* _Action item_: Write out all the data again, exactly as it stands.

==============================

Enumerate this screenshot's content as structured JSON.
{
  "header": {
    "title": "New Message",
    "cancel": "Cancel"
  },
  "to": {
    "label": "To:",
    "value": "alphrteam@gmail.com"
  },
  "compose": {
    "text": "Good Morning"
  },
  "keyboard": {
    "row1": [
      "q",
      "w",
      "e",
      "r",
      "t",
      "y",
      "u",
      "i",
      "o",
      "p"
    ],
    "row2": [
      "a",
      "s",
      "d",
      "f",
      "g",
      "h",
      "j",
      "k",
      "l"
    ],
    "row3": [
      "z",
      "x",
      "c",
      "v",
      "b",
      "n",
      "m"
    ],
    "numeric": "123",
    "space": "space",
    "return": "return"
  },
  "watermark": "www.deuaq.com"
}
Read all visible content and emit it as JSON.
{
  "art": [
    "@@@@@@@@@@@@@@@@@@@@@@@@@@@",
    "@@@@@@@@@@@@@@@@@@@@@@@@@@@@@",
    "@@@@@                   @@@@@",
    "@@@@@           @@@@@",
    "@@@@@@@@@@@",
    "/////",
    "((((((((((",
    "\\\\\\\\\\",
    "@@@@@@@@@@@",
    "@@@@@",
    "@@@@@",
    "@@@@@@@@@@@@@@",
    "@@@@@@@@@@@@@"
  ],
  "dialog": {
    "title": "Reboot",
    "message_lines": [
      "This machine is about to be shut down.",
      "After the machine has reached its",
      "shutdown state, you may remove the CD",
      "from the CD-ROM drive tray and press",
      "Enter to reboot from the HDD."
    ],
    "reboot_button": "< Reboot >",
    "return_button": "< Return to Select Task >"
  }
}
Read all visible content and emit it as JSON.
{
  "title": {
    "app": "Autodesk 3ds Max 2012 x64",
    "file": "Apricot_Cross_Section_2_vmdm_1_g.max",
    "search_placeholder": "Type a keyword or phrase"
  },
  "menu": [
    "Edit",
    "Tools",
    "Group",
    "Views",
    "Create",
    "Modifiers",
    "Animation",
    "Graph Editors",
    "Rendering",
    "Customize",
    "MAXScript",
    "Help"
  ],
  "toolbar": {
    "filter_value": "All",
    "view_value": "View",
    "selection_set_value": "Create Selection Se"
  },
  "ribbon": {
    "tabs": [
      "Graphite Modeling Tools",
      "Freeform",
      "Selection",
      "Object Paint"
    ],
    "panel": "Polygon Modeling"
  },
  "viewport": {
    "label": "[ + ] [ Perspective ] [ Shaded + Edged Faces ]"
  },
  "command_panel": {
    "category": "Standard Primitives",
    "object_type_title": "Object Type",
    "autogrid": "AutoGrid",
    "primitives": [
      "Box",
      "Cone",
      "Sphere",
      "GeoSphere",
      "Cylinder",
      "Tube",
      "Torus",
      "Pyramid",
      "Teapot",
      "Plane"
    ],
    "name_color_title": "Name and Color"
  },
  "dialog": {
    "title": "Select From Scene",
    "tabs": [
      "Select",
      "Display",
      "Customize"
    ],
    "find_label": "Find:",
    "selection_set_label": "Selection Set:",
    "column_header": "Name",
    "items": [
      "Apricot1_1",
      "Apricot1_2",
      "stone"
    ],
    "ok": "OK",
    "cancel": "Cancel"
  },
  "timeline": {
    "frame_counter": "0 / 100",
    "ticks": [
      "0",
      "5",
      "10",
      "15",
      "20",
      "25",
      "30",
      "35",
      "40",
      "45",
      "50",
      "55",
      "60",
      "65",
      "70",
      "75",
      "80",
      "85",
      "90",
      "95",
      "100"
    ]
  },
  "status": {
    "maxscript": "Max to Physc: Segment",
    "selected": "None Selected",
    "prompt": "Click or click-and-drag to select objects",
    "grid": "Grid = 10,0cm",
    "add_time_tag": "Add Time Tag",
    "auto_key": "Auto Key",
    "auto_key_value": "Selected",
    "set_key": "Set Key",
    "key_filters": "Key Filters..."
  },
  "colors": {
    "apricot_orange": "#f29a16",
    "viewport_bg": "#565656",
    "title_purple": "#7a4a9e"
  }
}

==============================

* _Answer to this problem_:
Enumerate this screenshot's content as structured JSON.
{
  "header": {
    "title": "New Message",
    "cancel": "Cancel"
  },
  "to": {
    "label": "To:",
    "value": "alphrteam@gmail.com"
  },
  "compose": {
    "text": "Good Morning"
  },
  "keyboard": {
    "row1": [
      "q",
      "w",
      "e",
      "r",
      "t",
      "y",
      "u",
      "i",
      "o",
      "p"
    ],
    "row2": [
      "a",
      "s",
      "d",
      "f",
      "g",
      "h",
      "j",
      "k",
      "l"
    ],
    "row3": [
      "z",
      "x",
      "c",
      "v",
      "b",
      "n",
      "m"
    ],
    "numeric": "123",
    "space": "space",
    "return": "return"
  },
  "watermark": "www.deuaq.com"
}
Read all visible content and emit it as JSON.
{
  "art": [
    "@@@@@@@@@@@@@@@@@@@@@@@@@@@",
    "@@@@@@@@@@@@@@@@@@@@@@@@@@@@@",
    "@@@@@                   @@@@@",
    "@@@@@           @@@@@",
    "@@@@@@@@@@@",
    "/////",
    "((((((((((",
    "\\\\\\\\\\",
    "@@@@@@@@@@@",
    "@@@@@",
    "@@@@@",
    "@@@@@@@@@@@@@@",
    "@@@@@@@@@@@@@"
  ],
  "dialog": {
    "title": "Reboot",
    "message_lines": [
      "This machine is about to be shut down.",
      "After the machine has reached its",
      "shutdown state, you may remove the CD",
      "from the CD-ROM drive tray and press",
      "Enter to reboot from the HDD."
    ],
    "reboot_button": "< Reboot >",
    "return_button": "< Return to Select Task >"
  }
}
Read all visible content and emit it as JSON.
{
  "title": {
    "app": "Autodesk 3ds Max 2012 x64",
    "file": "Apricot_Cross_Section_2_vmdm_1_g.max",
    "search_placeholder": "Type a keyword or phrase"
  },
  "menu": [
    "Edit",
    "Tools",
    "Group",
    "Views",
    "Create",
    "Modifiers",
    "Animation",
    "Graph Editors",
    "Rendering",
    "Customize",
    "MAXScript",
    "Help"
  ],
  "toolbar": {
    "filter_value": "All",
    "view_value": "View",
    "selection_set_value": "Create Selection Se"
  },
  "ribbon": {
    "tabs": [
      "Graphite Modeling Tools",
      "Freeform",
      "Selection",
      "Object Paint"
    ],
    "panel": "Polygon Modeling"
  },
  "viewport": {
    "label": "[ + ] [ Perspective ] [ Shaded + Edged Faces ]"
  },
  "command_panel": {
    "category": "Standard Primitives",
    "object_type_title": "Object Type",
    "autogrid": "AutoGrid",
    "primitives": [
      "Box",
      "Cone",
      "Sphere",
      "GeoSphere",
      "Cylinder",
      "Tube",
      "Torus",
      "Pyramid",
      "Teapot",
      "Plane"
    ],
    "name_color_title": "Name and Color"
  },
  "dialog": {
    "title": "Select From Scene",
    "tabs": [
      "Select",
      "Display",
      "Customize"
    ],
    "find_label": "Find:",
    "selection_set_label": "Selection Set:",
    "column_header": "Name",
    "items": [
      "Apricot1_1",
      "Apricot1_2",
      "stone"
    ],
    "ok": "OK",
    "cancel": "Cancel"
  },
  "timeline": {
    "frame_counter": "0 / 100",
    "ticks": [
      "0",
      "5",
      "10",
      "15",
      "20",
      "25",
      "30",
      "35",
      "40",
      "45",
      "50",
      "55",
      "60",
      "65",
      "70",
      "75",
      "80",
      "85",
      "90",
      "95",
      "100"
    ]
  },
  "status": {
    "maxscript": "Max to Physc: Segment",
    "selected": "None Selected",
    "prompt": "Click or click-and-drag to select objects",
    "grid": "Grid = 10,0cm",
    "add_time_tag": "Add Time Tag",
    "auto_key": "Auto Key",
    "auto_key_value": "Selected",
    "set_key": "Set Key",
    "key_filters": "Key Filters..."
  },
  "colors": {
    "apricot_orange": "#f29a16",
    "viewport_bg": "#565656",
    "title_purple": "#7a4a9e"
  }
}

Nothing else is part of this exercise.